- Purchase bankrupt hotels. These buildings can be used as non-congregate shelter during the pandemic and then be converted into PSH. The District has invested heavily into tenant based PSH, in which recipients receive vouchers to rent apartments. These former hotel buildings would be fulfilling a great need cited in the forthcoming “Homeward DC 2.0 Plan,” which documents the need for sites that are all or mostly PSH that can provide even more intensive services like meals, personal care services, and services related to aging. Other jurisdictions have been able to purchase buildings for lower-than-normal prices because of the pandemic. The District should do the same.
- Maintain Street Outreach at FY 2021 Funding Level. Outreach services primarily target hard-to-reach individuals who do not seek shelter or other homeless services. Outreach workers help these individuals to apply for housing and gain necessary documentation. They also help them connect with vital services like mental and physical healthcare.
- Grow Project Reconnect, the program that helps individuals who are newly homeless find alternatives to shelter, such as reuniting with friends and families. Shelter can be traumatic and unsafe so avoiding shelter can benefit individuals. Additionally because of budget limitations, only about 1 in 10 homeless individuals receive housing assistance in any one year so shared housing may be the best option for an individual.
- Invest at least $100 million of local resources in the Emergency Rental Assistance Program (ERAP) to support tenants who have been unable to pay rent as a result of the pandemic. DC’s ERAP program helps residents avoid eviction by paying for overdue rent and related legal costs.
 Samantha Schmidt, “As homeless shelters brace for funding cuts, LGBT youths take desperate measures to get by,” The Washington Post, December 29, 2020, https://www.washingtonpost.com/dc-md-va/2020/12/29/dc-covid-lgbtq-homeless-shelter-funding-cuts/
 “Program to buy hotels for homeless people could get another influx of cash,” Los Angeles Times, January 8, 2021 https://www.latimes.com/homeless-housing/story/2021-01-08/program-to-buy-hotels-for-homeless-people-could-get-another-influx-of-cash

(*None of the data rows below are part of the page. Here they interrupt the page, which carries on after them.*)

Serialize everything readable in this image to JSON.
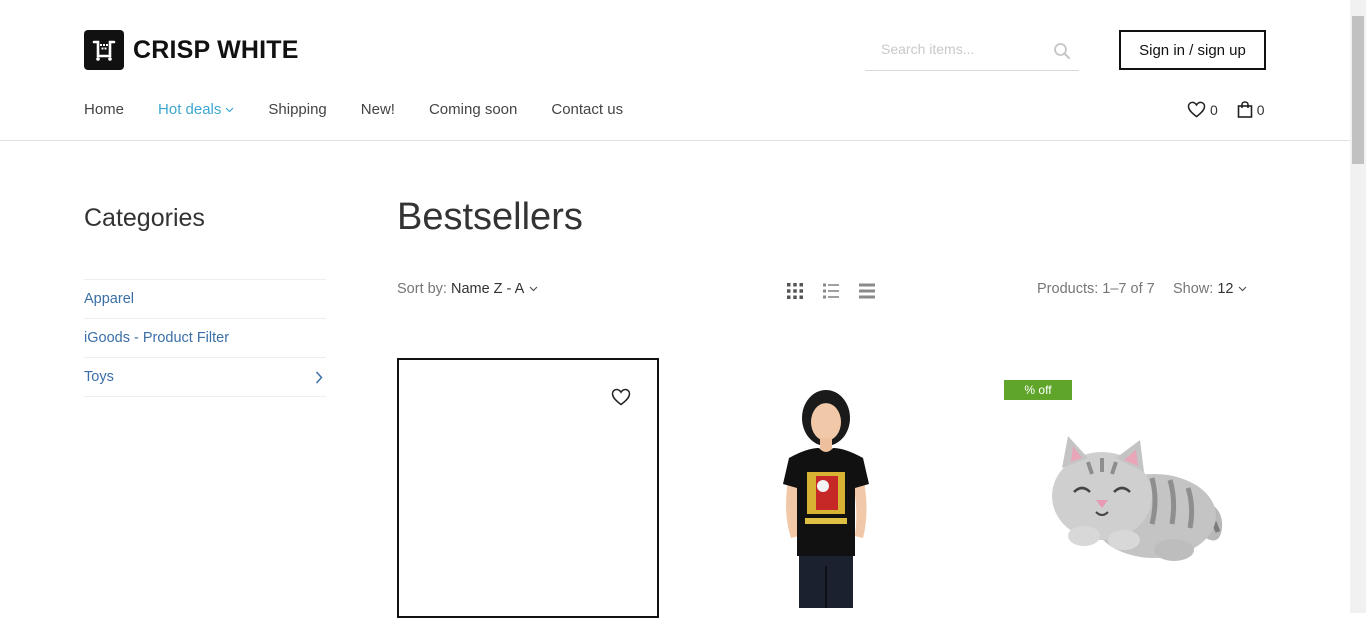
{
  "brand": {
    "name": "CRISP WHITE"
  },
  "search": {
    "placeholder": "Search items..."
  },
  "account": {
    "sign_in_label": "Sign in / sign up"
  },
  "nav": {
    "items": [
      {
        "label": "Home"
      },
      {
        "label": "Hot deals"
      },
      {
        "label": "Shipping"
      },
      {
        "label": "New!"
      },
      {
        "label": "Coming soon"
      },
      {
        "label": "Contact us"
      }
    ]
  },
  "header_counts": {
    "wishlist": "0",
    "cart": "0"
  },
  "sidebar": {
    "title": "Categories",
    "items": [
      {
        "label": "Apparel"
      },
      {
        "label": "iGoods - Product Filter"
      },
      {
        "label": "Toys"
      }
    ]
  },
  "main": {
    "title": "Bestsellers",
    "sort_label": "Sort by:",
    "sort_value": "Name Z - A",
    "products_count": "Products: 1–7 of 7",
    "show_label": "Show:",
    "show_value": "12"
  },
  "products": [
    {
      "badge": ""
    },
    {
      "badge": ""
    },
    {
      "badge": "% off"
    }
  ],
  "colors": {
    "accent": "#3ea7d0",
    "link": "#3b6fa6",
    "badge": "#5ea52a"
  }
}
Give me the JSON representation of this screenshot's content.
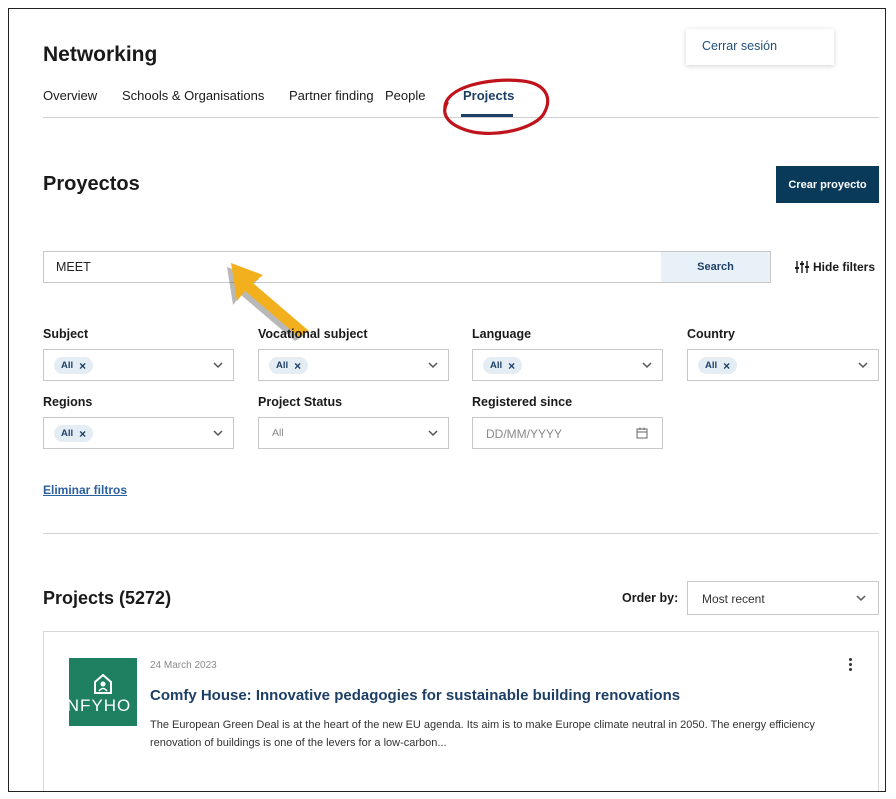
{
  "header": {
    "logout_label": "Cerrar sesión",
    "title": "Networking",
    "tabs": [
      {
        "label": "Overview",
        "active": false
      },
      {
        "label": "Schools & Organisations",
        "active": false
      },
      {
        "label": "Partner finding",
        "active": false
      },
      {
        "label": "People",
        "active": false
      },
      {
        "label": "Projects",
        "active": true
      }
    ]
  },
  "projects_page": {
    "title": "Proyectos",
    "create_button": "Crear proyecto"
  },
  "search": {
    "value": "MEET",
    "button_label": "Search",
    "hide_filters_label": "Hide filters"
  },
  "filters": {
    "subject": {
      "label": "Subject",
      "chip": "All"
    },
    "vocational_subject": {
      "label": "Vocational subject",
      "chip": "All"
    },
    "language": {
      "label": "Language",
      "chip": "All"
    },
    "country": {
      "label": "Country",
      "chip": "All"
    },
    "regions": {
      "label": "Regions",
      "chip": "All"
    },
    "project_status": {
      "label": "Project Status",
      "value": "All"
    },
    "registered_since": {
      "label": "Registered since",
      "placeholder": "DD/MM/YYYY"
    },
    "clear_label": "Eliminar filtros"
  },
  "results": {
    "title": "Projects (5272)",
    "order_label": "Order by:",
    "order_value": "Most recent",
    "items": [
      {
        "date": "24 March 2023",
        "title": "Comfy House: Innovative pedagogies for sustainable building renovations",
        "description": "The European Green Deal is at the heart of the new EU agenda. Its aim is to make Europe climate neutral in 2050. The energy efficiency renovation of buildings is one of the levers for a low-carbon...",
        "logo_text": "INFYHO"
      }
    ]
  },
  "colors": {
    "brand_navy": "#0a3a59",
    "link_blue": "#1d3f66",
    "logo_green": "#1e8061",
    "annotation_red": "#c0141c",
    "annotation_yellow": "#f2b01e"
  }
}
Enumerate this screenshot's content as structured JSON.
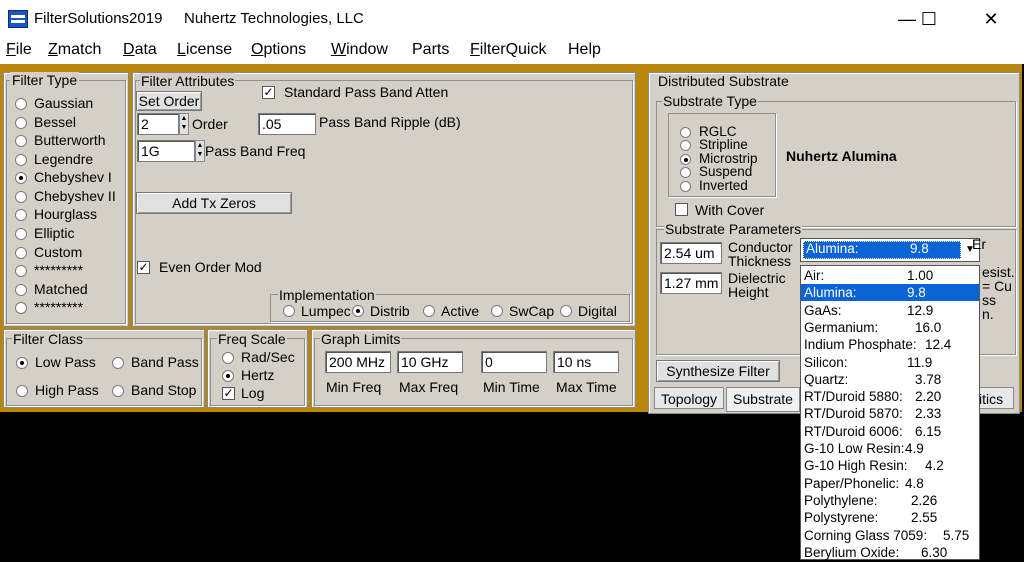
{
  "window": {
    "app_title": "FilterSolutions2019",
    "company": "Nuhertz Technologies, LLC",
    "controls": {
      "minimize": "—",
      "maximize": "☐",
      "close": "✕"
    }
  },
  "menu": [
    "File",
    "Zmatch",
    "Data",
    "License",
    "Options",
    "Window",
    "Parts",
    "FilterQuick",
    "Help"
  ],
  "filter_type": {
    "title": "Filter Type",
    "options": [
      "Gaussian",
      "Bessel",
      "Butterworth",
      "Legendre",
      "Chebyshev I",
      "Chebyshev II",
      "Hourglass",
      "Elliptic",
      "Custom",
      "*********",
      "Matched",
      "*********"
    ],
    "selected": "Chebyshev I"
  },
  "filter_attributes": {
    "title": "Filter Attributes",
    "set_order": "Set Order",
    "order_value": "2",
    "order_label": "Order",
    "ripple_value": ".05",
    "ripple_label": "Pass Band Ripple (dB)",
    "std_atten_label": "Standard Pass Band Atten",
    "freq_value": "1G",
    "freq_label": "Pass Band Freq",
    "add_tx_zeros": "Add Tx Zeros",
    "even_order": "Even Order Mod",
    "implementation_title": "Implementation",
    "implementation_options": [
      "Lumpec",
      "Distrib",
      "Active",
      "SwCap",
      "Digital"
    ],
    "implementation_selected": "Distrib"
  },
  "filter_class": {
    "title": "Filter Class",
    "options": [
      "Low Pass",
      "Band Pass",
      "High Pass",
      "Band Stop"
    ],
    "selected": "Low Pass"
  },
  "freq_scale": {
    "title": "Freq Scale",
    "options": [
      "Rad/Sec",
      "Hertz"
    ],
    "selected": "Hertz",
    "log_label": "Log"
  },
  "graph_limits": {
    "title": "Graph Limits",
    "min_freq": "200 MHz",
    "max_freq": "10 GHz",
    "min_time": "0",
    "max_time": "10 ns",
    "labels": [
      "Min Freq",
      "Max Freq",
      "Min Time",
      "Max Time"
    ]
  },
  "distributed_substrate": {
    "title": "Distributed Substrate",
    "substrate_type_title": "Substrate Type",
    "types": [
      "RGLC",
      "Stripline",
      "Microstrip",
      "Suspend",
      "Inverted"
    ],
    "type_selected": "Microstrip",
    "with_cover": "With Cover",
    "substrate_name": "Nuhertz Alumina",
    "params_title": "Substrate Parameters",
    "conductor_thickness_value": "2.54 um",
    "conductor_label_1": "Conductor",
    "conductor_label_2": "Thickness",
    "dielectric_height_value": "1.27 mm",
    "dielectric_label_1": "Dielectric",
    "dielectric_label_2": "Height",
    "combo_name": "Alumina:",
    "combo_value": "9.8",
    "er_label": "Er",
    "partial_1": "esist.",
    "partial_2": "= Cu",
    "partial_3": "ss",
    "partial_4": "n.",
    "synthesize": "Synthesize Filter",
    "tabs": [
      "Topology",
      "Substrate",
      "itics"
    ]
  },
  "dropdown": [
    {
      "name": "Air:",
      "value": "1.00"
    },
    {
      "name": "Alumina:",
      "value": "9.8"
    },
    {
      "name": "GaAs:",
      "value": "12.9"
    },
    {
      "name": "Germanium:",
      "value": "16.0"
    },
    {
      "name": "Indium Phosphate:",
      "value": "12.4"
    },
    {
      "name": "Silicon:",
      "value": "11.9"
    },
    {
      "name": "Quartz:",
      "value": "3.78"
    },
    {
      "name": "RT/Duroid 5880:",
      "value": "2.20"
    },
    {
      "name": "RT/Duroid 5870:",
      "value": "2.33"
    },
    {
      "name": "RT/Duroid 6006:",
      "value": "6.15"
    },
    {
      "name": "G-10 Low Resin:",
      "value": "4.9"
    },
    {
      "name": "G-10 High Resin:",
      "value": "4.2"
    },
    {
      "name": "Paper/Phonelic:",
      "value": "4.8"
    },
    {
      "name": "Polythylene:",
      "value": "2.26"
    },
    {
      "name": "Polystyrene:",
      "value": "2.55"
    },
    {
      "name": "Corning Glass 7059:",
      "value": "5.75"
    },
    {
      "name": "Berylium Oxide:",
      "value": "6.30"
    }
  ],
  "dropdown_selected": "Alumina:",
  "colors": {
    "background": "#b8860b",
    "panel": "#d4d0c8",
    "selection": "#0a64d6"
  }
}
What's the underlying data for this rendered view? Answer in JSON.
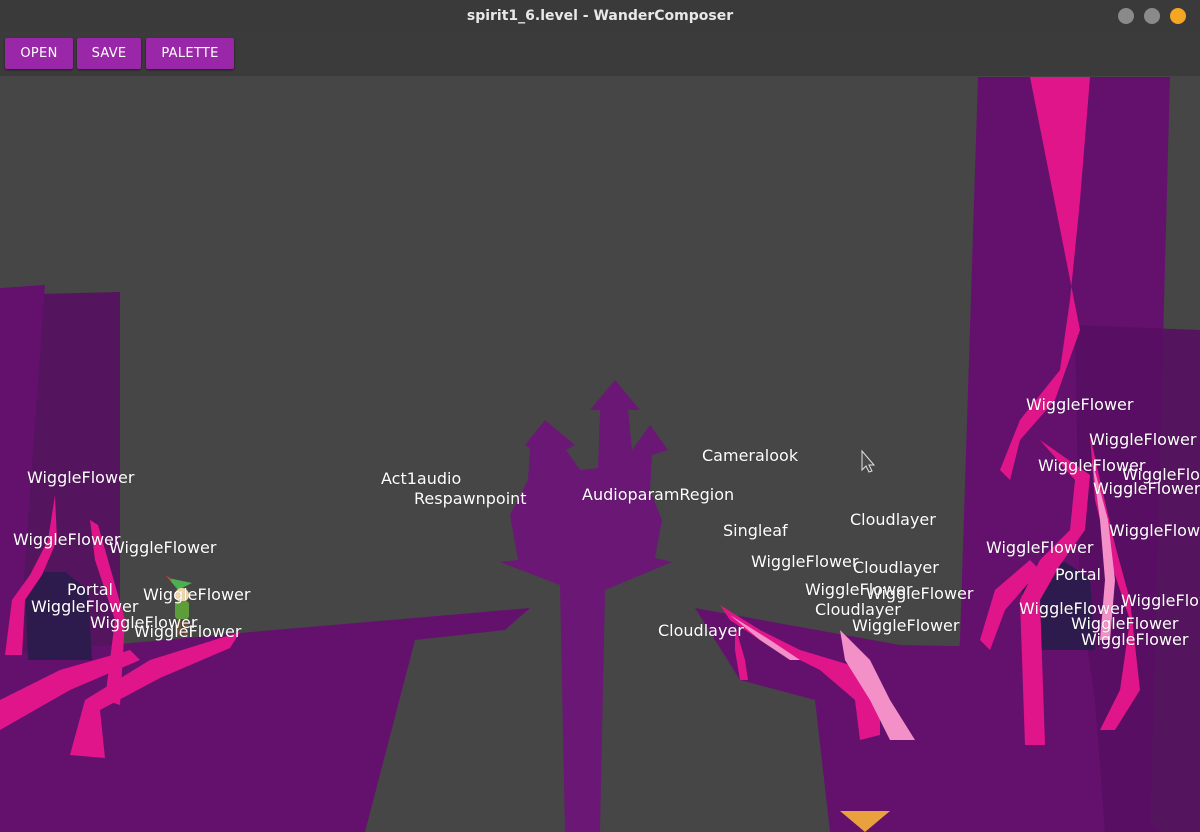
{
  "window": {
    "title": "spirit1_6.level - WanderComposer",
    "controls": {
      "minimize_color": "#8a8a8a",
      "maximize_color": "#8a8a8a",
      "close_color": "#f5a623"
    }
  },
  "toolbar": {
    "open_label": "OPEN",
    "save_label": "SAVE",
    "palette_label": "PALETTE",
    "button_color": "#9a27a8"
  },
  "scene": {
    "colors": {
      "terrain": "#64116e",
      "terrain_dark": "#560e60",
      "castle": "#6a1776",
      "flower": "#e0158a",
      "flower_light": "#f490c8",
      "portal": "#2e1b4d",
      "marker": "#e9a13e",
      "background": "#464646"
    },
    "labels": {
      "wf1": "WiggleFlower",
      "wf2": "WiggleFlower",
      "wf3": "WiggleFlower",
      "portal_left": "Portal",
      "wf4": "WiggleFlower",
      "wf5": "WiggleFlower",
      "wf6": "WiggleFlower",
      "wf7": "WiggleFlower",
      "act1audio": "Act1audio",
      "respawn": "Respawnpoint",
      "audioparam": "AudioparamRegion",
      "cameralook": "Cameralook",
      "singleaf": "Singleaf",
      "cloud1": "Cloudlayer",
      "cloud2": "Cloudlayer",
      "cloud3": "Cloudlayer",
      "cloud4": "Cloudlayer",
      "wf8": "WiggleFlower",
      "wf9": "WiggleFlower",
      "wf10": "WiggleFlower",
      "wf11": "WiggleFlower",
      "wf12": "WiggleFlower",
      "wf13": "WiggleFlower",
      "wf14": "WiggleFlower",
      "wf15": "WiggleFlower",
      "wf16": "WiggleFlower",
      "wf17": "WiggleFlower",
      "wf18": "WiggleFlower",
      "wf19": "WiggleFlower",
      "wf20": "WiggleFlower",
      "wf21": "WiggleFlower",
      "wf22": "WiggleFlower",
      "portal_right": "Portal"
    }
  }
}
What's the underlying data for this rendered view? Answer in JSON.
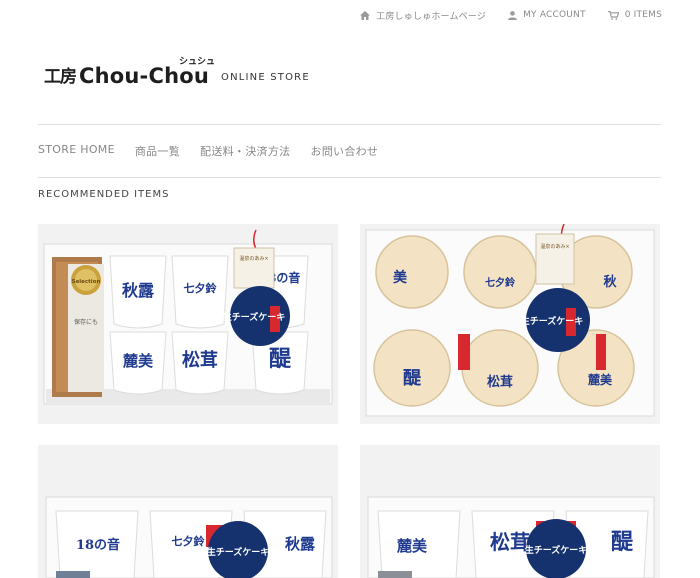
{
  "topbar": {
    "home_label": "工房しゅしゅホームページ",
    "account_label": "MY ACCOUNT",
    "cart_label": "0 ITEMS"
  },
  "logo": {
    "kanji": "工房",
    "name": "Chou-Chou",
    "ruby": "シュシュ",
    "store_label": "ONLINE STORE"
  },
  "nav": {
    "items": [
      "STORE HOME",
      "商品一覧",
      "配送料・決済方法",
      "お問い合わせ"
    ]
  },
  "section": {
    "title": "RECOMMENDED ITEMS"
  },
  "products": [
    {
      "cup_labels": [
        "秋露",
        "七夕鈴",
        "18の音",
        "麓美",
        "松茸",
        "醍"
      ],
      "tag_text": "生チーズケーキ",
      "tag_upper": "温泉のあみ×",
      "medal_text": "Selection",
      "packet_text": "保存にも"
    },
    {
      "cup_labels": [
        "美",
        "七夕鈴",
        "秋",
        "醍",
        "松茸",
        "麓美"
      ],
      "tag_text": "生チーズケーキ",
      "tag_upper": "温泉のあみ×"
    },
    {
      "cup_labels": [
        "18の音",
        "七夕鈴",
        "秋露"
      ],
      "tag_text": "生チーズケーキ"
    },
    {
      "cup_labels": [
        "麓美",
        "松茸",
        "醍"
      ],
      "tag_text": "生チーズケーキ"
    }
  ],
  "colors": {
    "text_muted": "#888888",
    "divider": "#dedede",
    "ink_blue": "#1f3a8f",
    "tag_navy": "#16326e",
    "ribbon_red": "#d7282f"
  }
}
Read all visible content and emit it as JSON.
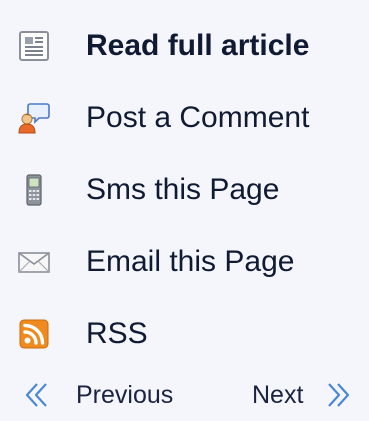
{
  "menu": {
    "items": [
      {
        "label": "Read full article",
        "icon": "newspaper-icon"
      },
      {
        "label": "Post a Comment",
        "icon": "comment-user-icon"
      },
      {
        "label": "Sms this Page",
        "icon": "mobile-phone-icon"
      },
      {
        "label": "Email this Page",
        "icon": "envelope-icon"
      },
      {
        "label": "RSS",
        "icon": "rss-icon"
      }
    ]
  },
  "pager": {
    "previous": "Previous",
    "next": "Next",
    "previous_icon": "double-chevron-left-icon",
    "next_icon": "double-chevron-right-icon"
  },
  "colors": {
    "background": "#f4f6fc",
    "text": "#111a33",
    "rss": "#f08a1e",
    "arrow": "#4c87d6"
  }
}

 “Diversion,” National Alliance to End Homelessness, August 10, 2010, https://endhomelessness.org/resource/diversionexplainer/